Republicans senators are trying to rush through the Supreme Court nomination of of Brett Kavanaugh by burying thousands of documents, of looking away from the potential he is compromised by whoever has paid his massive debts (they don’t want to know who), and is potentially a rapist. They want him on the Supreme Court to complete the coup and deliver the permanent Republican majority.

While the Senate Judiciary Committee hearing this week on the accusation of sexual assault by Dr. Christine Blasey Ford against Kavanaugh may turn out to be just another battle against truth by the GOP, it also holds the possibility of being a decisive turning point, perhaps exposing this last grasping effort by the GOP.

It feels like we are at a pivotal point in history. We are trying to run our country on such an accumulation of lies that it seems unsustainable. A long, long time ago, my evangelical mom used to say “the truth will always find you out.” Let’s hope so.

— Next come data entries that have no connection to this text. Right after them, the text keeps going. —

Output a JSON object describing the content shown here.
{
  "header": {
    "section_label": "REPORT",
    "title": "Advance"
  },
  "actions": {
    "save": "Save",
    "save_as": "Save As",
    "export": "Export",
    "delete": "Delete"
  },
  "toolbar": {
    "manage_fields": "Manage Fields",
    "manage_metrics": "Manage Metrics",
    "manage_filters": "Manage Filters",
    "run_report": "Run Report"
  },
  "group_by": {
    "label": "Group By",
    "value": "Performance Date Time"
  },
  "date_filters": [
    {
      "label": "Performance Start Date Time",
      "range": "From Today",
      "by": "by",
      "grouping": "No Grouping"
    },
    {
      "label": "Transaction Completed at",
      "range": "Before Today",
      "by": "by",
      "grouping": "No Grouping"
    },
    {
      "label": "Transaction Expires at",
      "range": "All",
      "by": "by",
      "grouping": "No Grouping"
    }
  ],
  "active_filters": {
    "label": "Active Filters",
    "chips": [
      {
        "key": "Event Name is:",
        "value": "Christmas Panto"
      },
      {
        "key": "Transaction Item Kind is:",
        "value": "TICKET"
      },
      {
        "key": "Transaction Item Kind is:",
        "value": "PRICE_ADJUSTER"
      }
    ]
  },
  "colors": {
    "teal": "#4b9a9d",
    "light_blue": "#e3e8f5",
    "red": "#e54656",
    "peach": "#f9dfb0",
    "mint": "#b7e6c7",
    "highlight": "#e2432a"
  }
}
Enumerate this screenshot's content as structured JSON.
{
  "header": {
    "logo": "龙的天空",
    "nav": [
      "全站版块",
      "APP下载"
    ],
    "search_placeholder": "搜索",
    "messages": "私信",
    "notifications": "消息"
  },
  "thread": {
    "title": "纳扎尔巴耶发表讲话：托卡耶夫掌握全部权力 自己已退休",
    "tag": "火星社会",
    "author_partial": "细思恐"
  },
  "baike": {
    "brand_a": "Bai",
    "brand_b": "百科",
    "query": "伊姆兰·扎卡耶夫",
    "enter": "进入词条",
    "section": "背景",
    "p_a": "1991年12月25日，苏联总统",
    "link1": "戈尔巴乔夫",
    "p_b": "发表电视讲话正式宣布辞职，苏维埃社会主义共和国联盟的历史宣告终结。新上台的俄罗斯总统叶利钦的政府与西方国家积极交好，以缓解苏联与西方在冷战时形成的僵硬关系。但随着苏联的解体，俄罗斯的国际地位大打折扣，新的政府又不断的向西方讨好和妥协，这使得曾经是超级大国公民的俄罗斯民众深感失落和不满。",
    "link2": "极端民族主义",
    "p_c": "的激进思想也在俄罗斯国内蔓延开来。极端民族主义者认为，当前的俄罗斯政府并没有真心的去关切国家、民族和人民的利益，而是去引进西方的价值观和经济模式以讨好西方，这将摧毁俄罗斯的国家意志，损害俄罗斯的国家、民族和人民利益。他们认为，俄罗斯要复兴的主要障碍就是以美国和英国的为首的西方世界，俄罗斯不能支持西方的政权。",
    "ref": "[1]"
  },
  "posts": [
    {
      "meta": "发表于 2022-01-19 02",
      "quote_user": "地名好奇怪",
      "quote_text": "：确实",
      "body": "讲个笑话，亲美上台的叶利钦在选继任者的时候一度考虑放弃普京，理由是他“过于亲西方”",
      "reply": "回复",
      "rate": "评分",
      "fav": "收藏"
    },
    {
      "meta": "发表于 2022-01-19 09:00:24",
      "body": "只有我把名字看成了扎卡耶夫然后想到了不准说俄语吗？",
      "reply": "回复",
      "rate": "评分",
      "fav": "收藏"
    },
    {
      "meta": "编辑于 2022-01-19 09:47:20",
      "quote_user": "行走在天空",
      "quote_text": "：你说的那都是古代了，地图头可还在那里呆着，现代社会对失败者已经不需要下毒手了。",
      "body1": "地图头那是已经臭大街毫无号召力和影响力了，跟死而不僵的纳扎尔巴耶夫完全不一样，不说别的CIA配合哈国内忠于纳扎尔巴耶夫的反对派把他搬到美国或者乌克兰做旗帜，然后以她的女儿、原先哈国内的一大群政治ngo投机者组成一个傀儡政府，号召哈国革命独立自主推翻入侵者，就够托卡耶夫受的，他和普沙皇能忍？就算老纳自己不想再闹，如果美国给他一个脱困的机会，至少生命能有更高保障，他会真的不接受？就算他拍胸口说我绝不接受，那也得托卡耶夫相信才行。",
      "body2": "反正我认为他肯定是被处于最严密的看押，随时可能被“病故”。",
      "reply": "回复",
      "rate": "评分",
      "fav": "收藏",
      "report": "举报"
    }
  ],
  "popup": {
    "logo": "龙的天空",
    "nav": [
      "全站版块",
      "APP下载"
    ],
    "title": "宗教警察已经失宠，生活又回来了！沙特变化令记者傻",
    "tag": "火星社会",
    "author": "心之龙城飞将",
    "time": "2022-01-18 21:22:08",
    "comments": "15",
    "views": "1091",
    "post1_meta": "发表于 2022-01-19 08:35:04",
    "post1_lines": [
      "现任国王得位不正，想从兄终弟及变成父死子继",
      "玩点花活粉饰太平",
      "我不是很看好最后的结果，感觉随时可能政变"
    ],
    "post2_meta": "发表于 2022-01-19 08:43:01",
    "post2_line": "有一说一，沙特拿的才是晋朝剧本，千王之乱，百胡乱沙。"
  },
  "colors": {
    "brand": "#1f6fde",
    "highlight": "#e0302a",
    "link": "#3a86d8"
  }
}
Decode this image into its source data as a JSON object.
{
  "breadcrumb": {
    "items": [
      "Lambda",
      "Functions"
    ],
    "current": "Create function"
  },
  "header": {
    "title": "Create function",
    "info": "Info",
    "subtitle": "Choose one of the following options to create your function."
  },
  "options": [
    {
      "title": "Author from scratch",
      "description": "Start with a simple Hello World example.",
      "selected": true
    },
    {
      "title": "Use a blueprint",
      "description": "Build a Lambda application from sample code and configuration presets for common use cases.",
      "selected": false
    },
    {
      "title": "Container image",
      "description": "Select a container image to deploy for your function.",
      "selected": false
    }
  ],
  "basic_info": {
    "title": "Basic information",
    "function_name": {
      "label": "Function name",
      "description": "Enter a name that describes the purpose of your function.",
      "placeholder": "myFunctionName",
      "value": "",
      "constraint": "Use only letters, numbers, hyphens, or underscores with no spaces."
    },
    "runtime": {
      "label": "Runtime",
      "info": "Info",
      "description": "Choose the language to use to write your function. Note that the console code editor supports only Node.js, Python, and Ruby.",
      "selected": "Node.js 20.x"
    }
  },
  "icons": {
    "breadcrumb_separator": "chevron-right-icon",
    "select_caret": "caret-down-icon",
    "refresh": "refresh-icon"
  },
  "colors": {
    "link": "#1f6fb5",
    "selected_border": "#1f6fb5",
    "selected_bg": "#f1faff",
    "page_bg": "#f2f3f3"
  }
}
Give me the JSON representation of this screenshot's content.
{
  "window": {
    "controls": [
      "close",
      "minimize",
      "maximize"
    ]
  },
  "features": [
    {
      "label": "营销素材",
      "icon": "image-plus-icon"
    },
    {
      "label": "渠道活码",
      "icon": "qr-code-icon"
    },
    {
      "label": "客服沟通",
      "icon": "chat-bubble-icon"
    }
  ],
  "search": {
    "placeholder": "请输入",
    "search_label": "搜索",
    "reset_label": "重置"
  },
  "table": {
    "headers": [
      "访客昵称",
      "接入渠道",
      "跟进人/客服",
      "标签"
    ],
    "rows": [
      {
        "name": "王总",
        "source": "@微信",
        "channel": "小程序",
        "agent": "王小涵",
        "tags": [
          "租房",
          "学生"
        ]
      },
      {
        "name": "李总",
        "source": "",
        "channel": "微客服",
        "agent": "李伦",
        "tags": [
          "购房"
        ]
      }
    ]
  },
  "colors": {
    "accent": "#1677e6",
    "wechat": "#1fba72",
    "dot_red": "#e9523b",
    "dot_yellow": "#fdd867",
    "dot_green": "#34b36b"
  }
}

Start this week with The Truth cocktail. This very tasty bitter cocktail (yes, the bitter truth) comes via Frederic Yarm at the Cocktail Virgin.  The Truth is:

2 oz Punt e Mes
1/2 oz Cynar
1/2 oz Strega
2 dash Orange Bitters (Regan’s)

Stir with ice, strain into a cocktail coupe, and garnish with an orange twist.

Cheers!

 

Back to Basics

Martini

There was a time when the President and members of Congress would put the interests of the United States above those of other nations — especially avowed adversaries.

Unfortunately, the summer of 2018 is not that time. Instead we have a President determined to make enemies of friends while doing the bidding of enemies. Trump tears apart our allies at meetings with the G7 and NATO while talking of ending sanctions on Russia for invading Ukraine. Meanwhile, a flock of GOP Senators spent the 4th of July (Independence Day FFS!) in Moscow sucking up to Putin.

Those Senators are part of a group — that includes a great many House Republicans — that seeks to end the investigation into Russian interference in the 2016 election and whether the Trump campaign participated in that interference. With elections coming up in November, the GOP has spent a lot more time denigrating the FBI and the intelligence community than it has in ensuring our election is protected against interference.

I’d like to go back to that time when the basic approach of our elected officials was to protect the integrity of our democracy rather than looking at holding on to power through the help of hostile foreign powers.

This corrosion of American values also appears to have spread to a third branch of our government, where Supreme Court Justice Anthony Kennedy — who’s son loaned Trump $1 billion while employed at Deutsche Bank — resigned. This has given Trump an opportunity to name someone more likely to take the Executive’s side in disputes with the Mueller investigation.

The labyrinth of unethical behavior in our government right now is mind boggling, and that is just in the bits we learn every day (hourly). To best approach the complexity of corruption, it is time to simplify your cocktail. I suggest a classic Martini. I like mine as follows, but don’t complicate things. Stick with what you like.

2.5 oz Plymouth Gin

.75 oz Dolin dry vermouth

1 dash of Regan’s Orange Bitters

Stir over ice, strain into a chilled Martini glass, lemon twist

Cheers!